Highland Council’s planning chairman, Jimmy Gray, added: “There has been a number of instances whereby decisions made by the Scottish Government reporters in overturning planning decisions by democratically elected councillors has caused concern, confusion and real lack of trust from both councillors and the communities they represent.
“One of the worst examples of this was the decision of the Scottish Government reporter to overturn a unanimous decision of the South Planning Application Committee to refuse an application for a housing development in the Drakies/Culcabock area (of Inverness).
One of the major concerns was that application involved the access for this development being directly on to Old Perth Road. This was despite the fact that the Local Plan specifically stated that there would be “No intensification of traffic on to Old Perth Road”.
He added: “The decision of the reporter has caused considerable alarm and concern among councillors and the community alike.
“The decision to refuse was made after considerable discussion and scrutiny, following on from a site visit by all the councillors of the committee, and it was made unanimously.
“The major and genuine concerns about the intensification of traffic out on to Old Perth Road, which is one of the busiest roads in the Highlands.
“The proposals involves the traffic coming out immediately opposite the access to Raigmore Hospital, the largest and busiest hospital in the Highlands.
“It also has the largest ambulance service in Highlands alongside and, in very close proximity, the Police Headquarters.”
Resident Joan McEwen, of Old Perth Road, said: “The decision to overturn the Local Planning Committee goes against any sense of reasonableness or natural justice and is something none of the residents can understand.
“We are all mature and reasonable people who accept that we cannot all agree all the time but we expect to able to understand what is happening.
“In this case it is completely beyond our understanding. Among many factors the reporter appears to have completely ignored is the fact that the land earmarked for accessing on to Old Perth Road is not in the ownership of the applicant.
“This land belongs to residents of Old Perth Road who are all strongly opposed to what has been proposed with this development.”
Not always in favour of construction
Decisions overturned by reporters do not always favour developers, however.

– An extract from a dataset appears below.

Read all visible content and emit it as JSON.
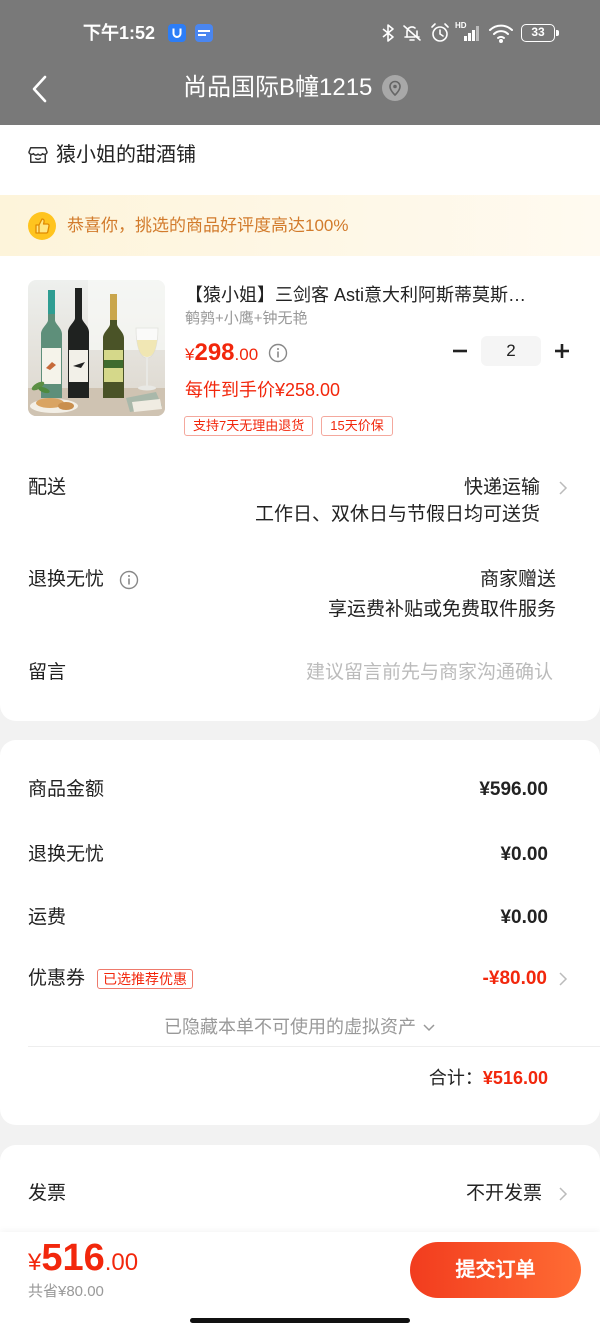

The Scottish Government refused to back the creation of a luxury golf course development on an important nature site in Sutherland, following protest from groups including Scottish Natural Heritage and the RSPB.
A four-week public inquiry heard that Coul Links near Embo had one of the most complex dune systems in Scotland, with relatively low levels of human impact and was an important habitat for rare birds.
Highland Council had granted consent in 2018, against the advice of its own planning officers, after developer Todd Warnock – backed by many locals – claimed it would provide a much-needed economic boost for the area.
But after calling the issue in, the Scottish Government decided against the proposal, which was opposed by several nature groups.
Majority of planning decisions still made by councillors
The majority of Scottish planning applications are still decided by local authority planning committees, the Scottish Government points out.
A spokesperson added: “The applicants right of appeal to Scottish Ministers relating to certain decisions made by the local planning authority is an important part of the planning system.
“Most planning appeals are decided by an independent reporter who is required, by law, to make the decision on the planning merits of the case, taking full account of submissions made by all parties involved, including members of the local community.
“The final decision on the vast majority of development proposals is made by the relevant local planning authority.”
A spokeswoman for Orkney Islands Council added: “Due to the very low number of planning permission appeals – less than three per year on average in Orkney – statistics can be affected by individual decisions.
“The 10 cases provided represent approximately 0.4% of over 2,500 applications received by the planning authority over the same period referred to.”